by Rachel, a 30 something Christian, hockey player and lesbian whose experience in an HTB plant has seriously damaged her faith.
My name is Rachel and I am a 30 something hockey player, Christian, theatre-goer and lesbian. I came out in my early 30s and at the time was going to a conservative, evangelical church that was a HTB church plant. While exploring the intersectionality of my faith and sexuality, I started blogging and wrote this very early on:
‘My experience of conservative, evangelical churches is that they are welcoming but there are limits for the LGBTQ+ community. Hidden limits. Glass ceilings, that no one speaks of. The challenge for me, is that I joined an un-affirming church before coming out and am now trying to work out what their glass ceilings are and if I can stay to be the change that I want to see without getting hurt or worn down too much in the process.’
This excerpt from my blogging reminds me of the hope I had in my church and vicar. The hope that I would never be defined by my sexuality and that we could agree to disagree well. It makes me incredibly sad to read this now and I wish I could run back to that younger me and tell her to get out of there.
I was at that church for 4 years. I was part of an awesome community, adored being able to serve through leading in Bible study groups and saw my faith grow while I was there. About 3 years in I came out to myself as a lesbian. In May 2019 I came out to my vicar and I asked him specifically whether, if I was in a same sex relationship, I could still lead a Bible study group. He said yes. At this point, I thought this was clear.
Time passed and in January 2020, the vicar asked me and other leaders to meet to discuss our Bible study groups. We were told it was to share how we had been getting on and talk about the future. During the meeting, he explained that all leaders would be expected to attend workshops that would discuss lifestyle choices and how, as leaders, we needed to be ‘beyond reproach’. My stomach turned and I was very scared that what I thought the vicar and I had agreed had somehow changed and I was about to be seriously hurt. When I pushed him on what that meant for me, he went on to say that:

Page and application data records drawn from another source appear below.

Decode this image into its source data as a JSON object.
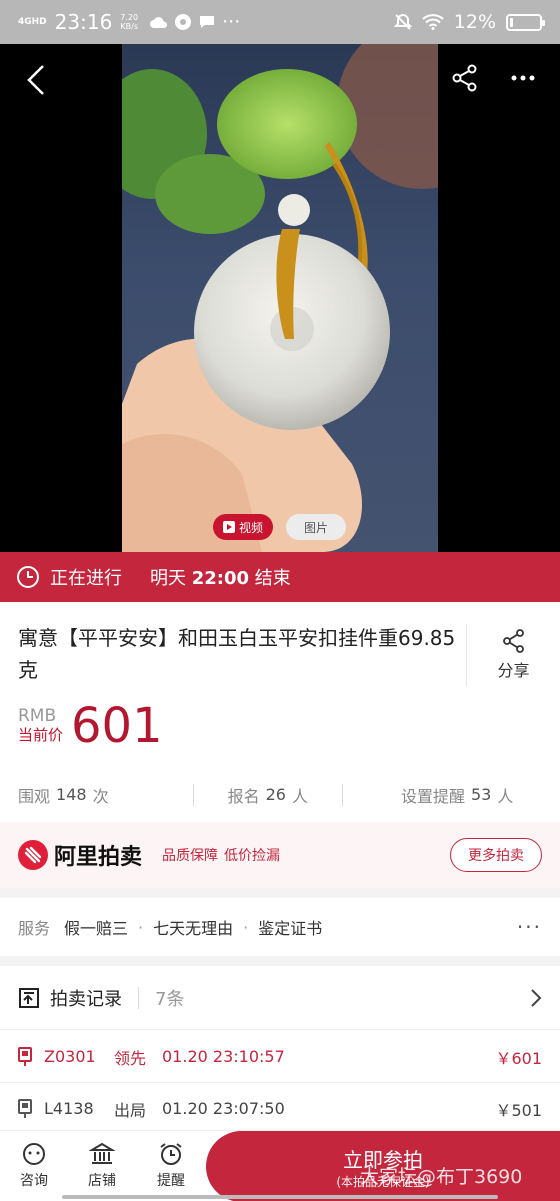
{
  "status_bar": {
    "network": "4GHD",
    "time": "23:16",
    "speed_value": "7.20",
    "speed_unit": "KB/s",
    "battery": "12%",
    "battery_fraction": 0.12
  },
  "media": {
    "tab_video": "视频",
    "tab_image": "图片"
  },
  "auction_status": {
    "status": "正在进行",
    "end_day": "明天",
    "end_time": "22:00",
    "end_suffix": "结束"
  },
  "product": {
    "title": "寓意【平平安安】和田玉白玉平安扣挂件重69.85克",
    "share_label": "分享",
    "currency": "RMB",
    "price_label": "当前价",
    "price": "601"
  },
  "stats": {
    "views_label": "围观",
    "views": "148",
    "views_unit": "次",
    "signups_label": "报名",
    "signups": "26",
    "signups_unit": "人",
    "reminders_label": "设置提醒",
    "reminders": "53",
    "reminders_unit": "人"
  },
  "ali": {
    "name": "阿里拍卖",
    "tag1": "品质保障",
    "tag2": "低价捡漏",
    "more_button": "更多拍卖"
  },
  "services": {
    "label": "服务",
    "items": [
      "假一赔三",
      "七天无理由",
      "鉴定证书"
    ]
  },
  "records": {
    "title": "拍卖记录",
    "count": "7条",
    "bids": [
      {
        "bidder": "Z0301",
        "state": "领先",
        "time": "01.20 23:10:57",
        "amount": "￥601"
      },
      {
        "bidder": "L4138",
        "state": "出局",
        "time": "01.20 23:07:50",
        "amount": "￥501"
      }
    ]
  },
  "bottom_bar": {
    "consult": "咨询",
    "shop": "店铺",
    "remind": "提醒",
    "join": "立即参拍",
    "join_sub": "(本拍品无保证金)",
    "watermark": "大家坛@布丁3690"
  }
}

- My social media posts about equal marriage and having an affirming theology were a problem.
I was being silenced.
- He had to follow the Church of England’s and the bishop’s teachings on traditional marriage.
Many, church leaders within the Church of England follow the Church of England’s teachings on sexuality and marriage and have congregations that are inclusive.
- For me to continue as a leader, I needed to discuss my stance on this issue with him but have refused.
I told him that I didn’t feel safe to discuss my ‘stance’ with him because I felt that we had an unequal relationship (him being theologically trained) and that he didn’t want to just listen to my views but to change my mind. He admitted in the meeting that he did hope to change my mind!
- Finally, I asked several times whether I would have to stop leading a Bible study group if there is a new expectation for LGBTQ+ people at the church. He was silent. He didn’t ask me to stay, he didn’t ask me to reconsider and stay, he was silent.
By the end of this meeting, I was distraught. I was sobbing, my co-leader was sobbing and clearly both of us were devastated. I was left with a clear message that because of my sexuality, I could not lead a Bible study group and was not welcome at the church.
For two weeks, no one contacted me.
After this I sent the church wardens and the local bishop an email, copying in the vicar. The emails spoke about how appalled I was at being kicked out of my church because of my sexuality and the lack of pastoral care.
At this point, I received a letter from the vicar that thanked me for my service. He didn’t acknowledge my hurt nor did he state that I had been wrong and that I could lead a Bible study group or stay.
I did have contact with the church wardens. We had a lovely meeting where they listened really well. At the end, I gave them a list of recommendations that I wanted to see implemented to ensure that this never happened again. Nothing on that list was acted upon.
As a result of the lack of engagement from the vicar and how fearful I was that this could happen to someone else, the bishop suggested I take this to an informal investigation to ensure that lessons were learnt and this didn’t happen again. The investigation produced almost identical recommendations to the ones that I had originally given the church wardens.
It is over 18 months since those recommendations were given a second time to the church and vicar. Half of those recommendations have still not been carried out and one of the most central– a risk assessment to keep those in the LGBTQ+ community safe for the future has not been started, let alone completed.
After the informal investigation, several meetings with my local bishop and a meeting with the Bishop of London, the list of recommendations still hadn’t been completed and there was no sign that they were about to be. Out of desperation, I went to the newspapers with my story. This was incredibly tough but I hoped would raise the profile of my story and make change where we hadn’t so far. After fair and detailed pieces in the local newspaper and the Church Times, I am still waiting for those recommendations to be fully implemented.
This experience has seriously damaged my faith.
Often, when trauma happens to someone in a church context, it affects their view of God and it certainly did for me. The PTSD I am experiencing has and will last years. Currently, attending church, in any format, causes me to have a panic attack. Regardless of how affirming the community or service may be, my body does not trust it to be safe and goes into fight or flight mode. I fear that the church and vicar that I once belonged to will never fulfil the recommendations that it agreed to, allowing others, like me, to be repeatedly traumatised.
I do not want to be part of an institution that allows this abuse.